▶ **Your objective**
In the entries below, count the lines that hold the string "screenshot" and state only that count.

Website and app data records

····················

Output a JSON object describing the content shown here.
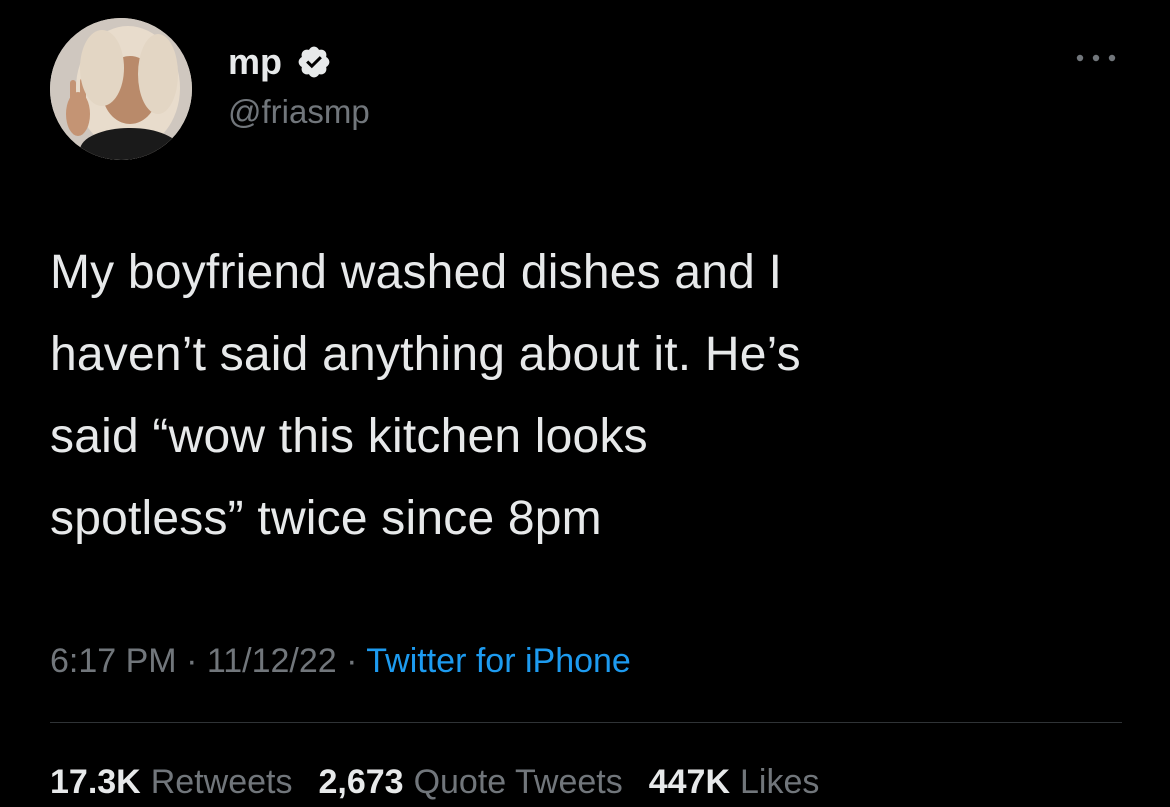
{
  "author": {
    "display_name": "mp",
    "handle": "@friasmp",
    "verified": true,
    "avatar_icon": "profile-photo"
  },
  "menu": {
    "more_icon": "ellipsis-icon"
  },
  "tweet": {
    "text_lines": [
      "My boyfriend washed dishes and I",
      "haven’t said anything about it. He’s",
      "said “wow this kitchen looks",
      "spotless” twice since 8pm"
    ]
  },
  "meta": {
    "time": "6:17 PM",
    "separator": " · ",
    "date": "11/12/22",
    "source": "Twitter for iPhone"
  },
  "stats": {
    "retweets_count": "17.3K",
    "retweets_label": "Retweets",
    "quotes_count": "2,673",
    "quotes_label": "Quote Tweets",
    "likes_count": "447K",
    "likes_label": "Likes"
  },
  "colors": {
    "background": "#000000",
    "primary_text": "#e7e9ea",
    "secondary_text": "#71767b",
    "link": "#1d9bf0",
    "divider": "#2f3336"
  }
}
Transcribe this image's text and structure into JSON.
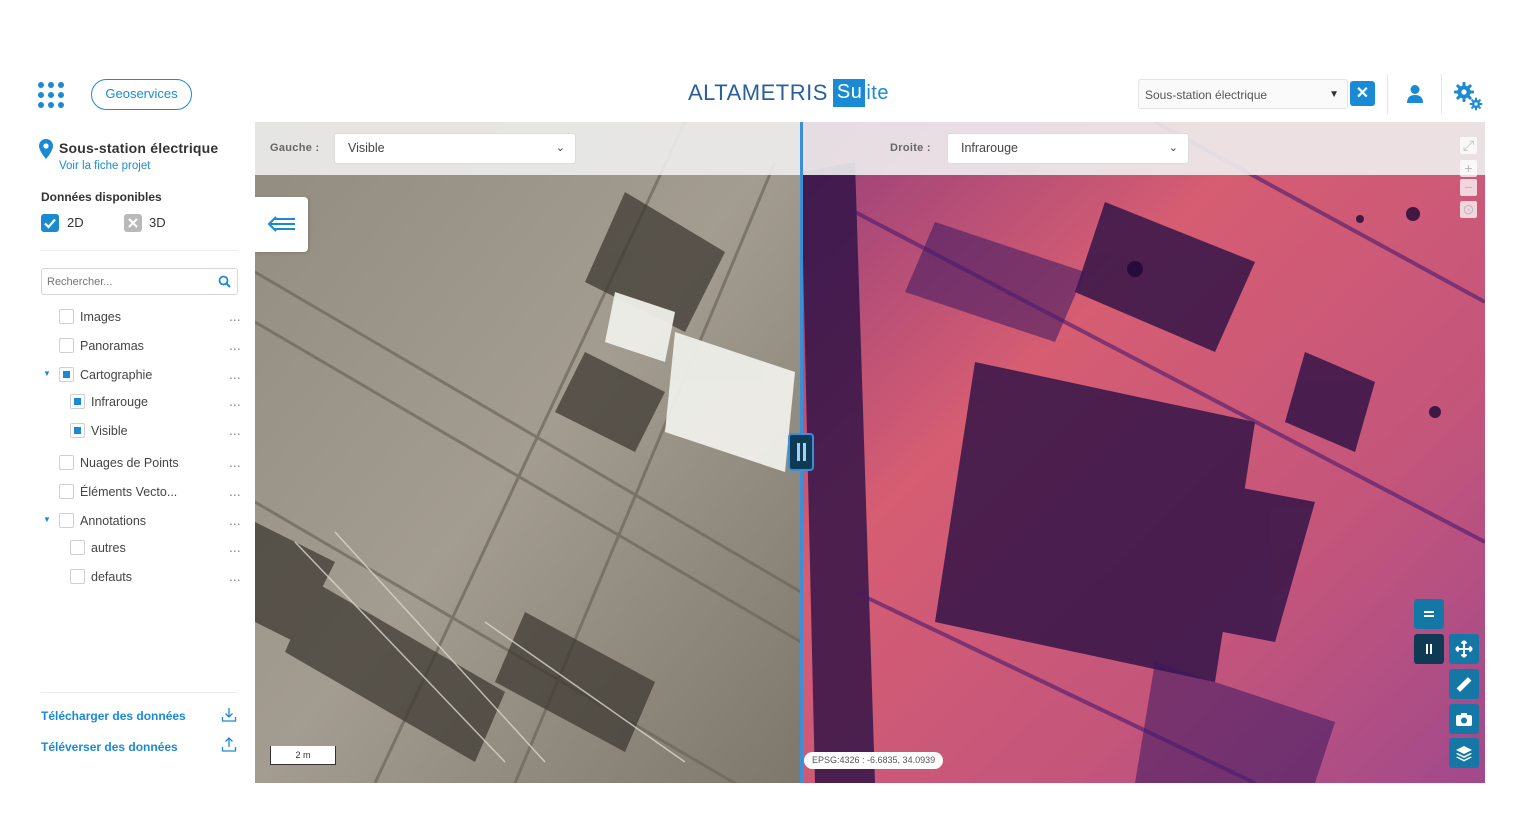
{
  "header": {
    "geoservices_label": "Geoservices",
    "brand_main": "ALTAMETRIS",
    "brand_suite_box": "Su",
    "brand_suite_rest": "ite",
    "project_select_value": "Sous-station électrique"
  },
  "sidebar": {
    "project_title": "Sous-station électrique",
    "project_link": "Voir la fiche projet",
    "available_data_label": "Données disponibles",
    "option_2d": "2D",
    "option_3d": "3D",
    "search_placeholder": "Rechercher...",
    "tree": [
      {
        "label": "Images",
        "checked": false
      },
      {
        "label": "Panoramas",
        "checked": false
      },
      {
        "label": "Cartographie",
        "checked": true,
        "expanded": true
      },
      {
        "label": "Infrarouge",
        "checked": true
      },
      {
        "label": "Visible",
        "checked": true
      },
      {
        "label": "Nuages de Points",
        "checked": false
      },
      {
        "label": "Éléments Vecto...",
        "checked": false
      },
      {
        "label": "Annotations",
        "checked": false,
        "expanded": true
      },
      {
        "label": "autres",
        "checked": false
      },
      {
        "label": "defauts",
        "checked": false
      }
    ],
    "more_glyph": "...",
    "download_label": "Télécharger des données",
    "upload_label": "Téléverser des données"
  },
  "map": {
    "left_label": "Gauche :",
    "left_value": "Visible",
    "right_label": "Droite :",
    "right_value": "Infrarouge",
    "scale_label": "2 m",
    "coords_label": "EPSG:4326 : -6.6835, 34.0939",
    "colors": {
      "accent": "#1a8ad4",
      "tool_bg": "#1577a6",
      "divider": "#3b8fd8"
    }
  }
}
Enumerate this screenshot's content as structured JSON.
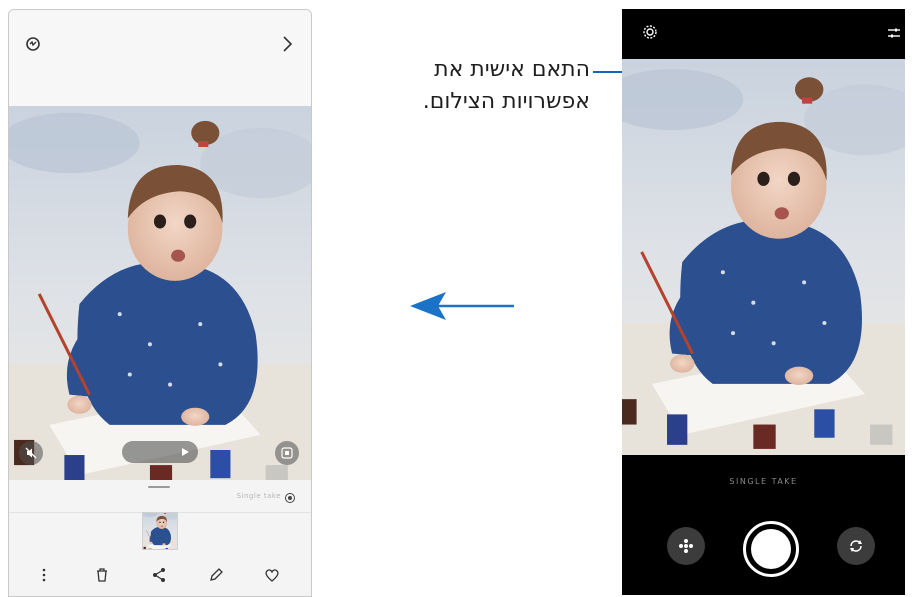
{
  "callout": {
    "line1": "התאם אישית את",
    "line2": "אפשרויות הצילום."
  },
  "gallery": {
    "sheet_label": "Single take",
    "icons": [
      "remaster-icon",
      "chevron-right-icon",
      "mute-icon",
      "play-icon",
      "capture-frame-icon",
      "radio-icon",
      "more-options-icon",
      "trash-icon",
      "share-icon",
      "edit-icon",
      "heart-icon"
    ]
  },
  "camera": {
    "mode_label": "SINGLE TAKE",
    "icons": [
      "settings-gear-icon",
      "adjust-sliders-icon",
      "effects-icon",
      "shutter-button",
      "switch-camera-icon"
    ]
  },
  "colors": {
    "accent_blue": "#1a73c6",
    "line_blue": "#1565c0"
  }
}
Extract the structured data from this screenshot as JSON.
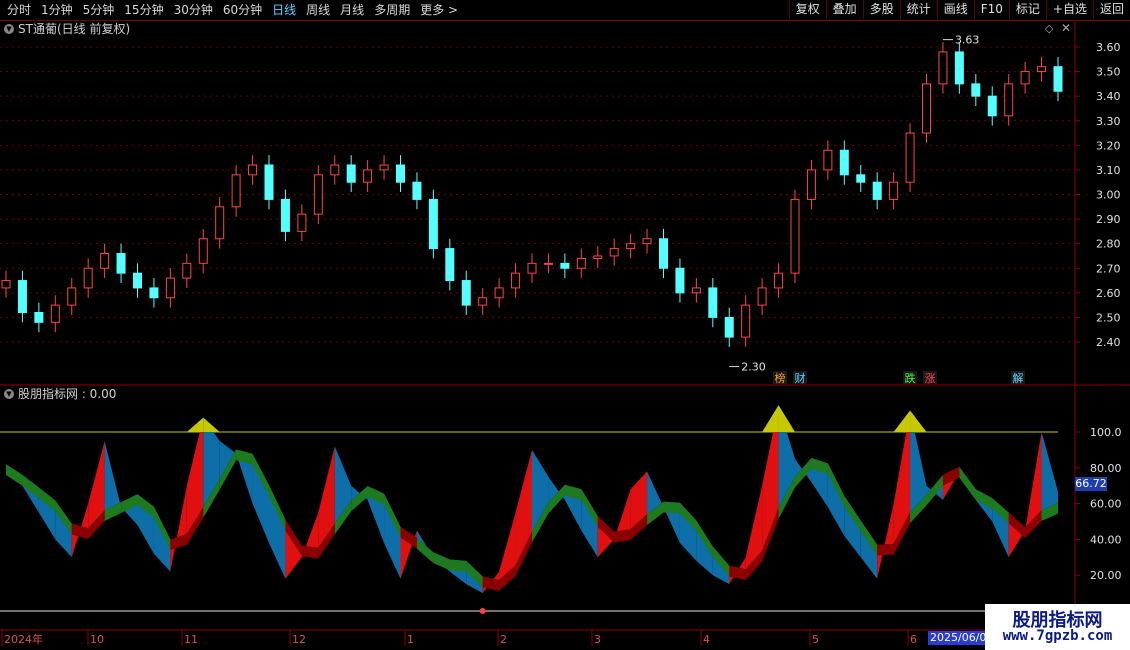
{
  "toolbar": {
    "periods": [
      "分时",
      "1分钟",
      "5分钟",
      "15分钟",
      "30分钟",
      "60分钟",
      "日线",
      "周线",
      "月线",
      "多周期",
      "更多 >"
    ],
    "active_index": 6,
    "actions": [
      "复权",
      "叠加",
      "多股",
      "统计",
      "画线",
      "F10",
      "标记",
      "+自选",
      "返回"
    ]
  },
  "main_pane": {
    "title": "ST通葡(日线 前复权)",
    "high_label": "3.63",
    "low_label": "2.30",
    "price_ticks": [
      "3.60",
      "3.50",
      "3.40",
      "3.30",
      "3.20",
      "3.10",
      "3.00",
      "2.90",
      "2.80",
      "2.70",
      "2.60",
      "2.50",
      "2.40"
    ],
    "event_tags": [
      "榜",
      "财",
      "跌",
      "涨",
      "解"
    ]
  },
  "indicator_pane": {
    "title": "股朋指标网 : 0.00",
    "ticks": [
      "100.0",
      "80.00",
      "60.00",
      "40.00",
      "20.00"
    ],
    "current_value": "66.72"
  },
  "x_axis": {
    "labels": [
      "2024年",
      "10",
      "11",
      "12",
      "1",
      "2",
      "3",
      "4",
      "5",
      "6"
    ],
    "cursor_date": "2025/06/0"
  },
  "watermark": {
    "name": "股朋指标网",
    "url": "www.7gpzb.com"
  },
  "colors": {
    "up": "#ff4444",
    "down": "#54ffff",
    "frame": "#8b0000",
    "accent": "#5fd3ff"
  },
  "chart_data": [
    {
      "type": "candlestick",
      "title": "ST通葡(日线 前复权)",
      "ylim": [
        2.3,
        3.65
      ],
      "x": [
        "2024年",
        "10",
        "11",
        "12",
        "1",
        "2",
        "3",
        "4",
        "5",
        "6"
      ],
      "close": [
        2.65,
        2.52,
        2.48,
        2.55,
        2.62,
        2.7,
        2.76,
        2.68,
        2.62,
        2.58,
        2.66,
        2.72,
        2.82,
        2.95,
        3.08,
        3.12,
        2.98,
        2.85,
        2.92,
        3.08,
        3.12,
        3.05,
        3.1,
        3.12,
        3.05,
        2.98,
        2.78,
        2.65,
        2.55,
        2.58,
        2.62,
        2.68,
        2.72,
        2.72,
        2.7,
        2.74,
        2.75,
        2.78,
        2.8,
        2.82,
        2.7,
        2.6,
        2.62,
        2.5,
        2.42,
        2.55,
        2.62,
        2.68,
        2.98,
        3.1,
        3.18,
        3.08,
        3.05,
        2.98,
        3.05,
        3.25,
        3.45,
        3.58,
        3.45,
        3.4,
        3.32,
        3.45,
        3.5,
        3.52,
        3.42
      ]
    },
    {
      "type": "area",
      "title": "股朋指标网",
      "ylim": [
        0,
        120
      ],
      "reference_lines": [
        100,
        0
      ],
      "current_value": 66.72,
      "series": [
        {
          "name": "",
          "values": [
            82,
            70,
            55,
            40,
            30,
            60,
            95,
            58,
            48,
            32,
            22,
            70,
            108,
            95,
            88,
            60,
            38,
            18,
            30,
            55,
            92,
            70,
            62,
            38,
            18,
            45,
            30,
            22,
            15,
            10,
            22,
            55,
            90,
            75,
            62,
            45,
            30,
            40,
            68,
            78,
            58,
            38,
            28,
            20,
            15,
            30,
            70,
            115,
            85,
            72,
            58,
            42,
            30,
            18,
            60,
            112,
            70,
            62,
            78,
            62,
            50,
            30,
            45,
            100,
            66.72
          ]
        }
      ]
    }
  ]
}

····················

▶ **Output of the task**
2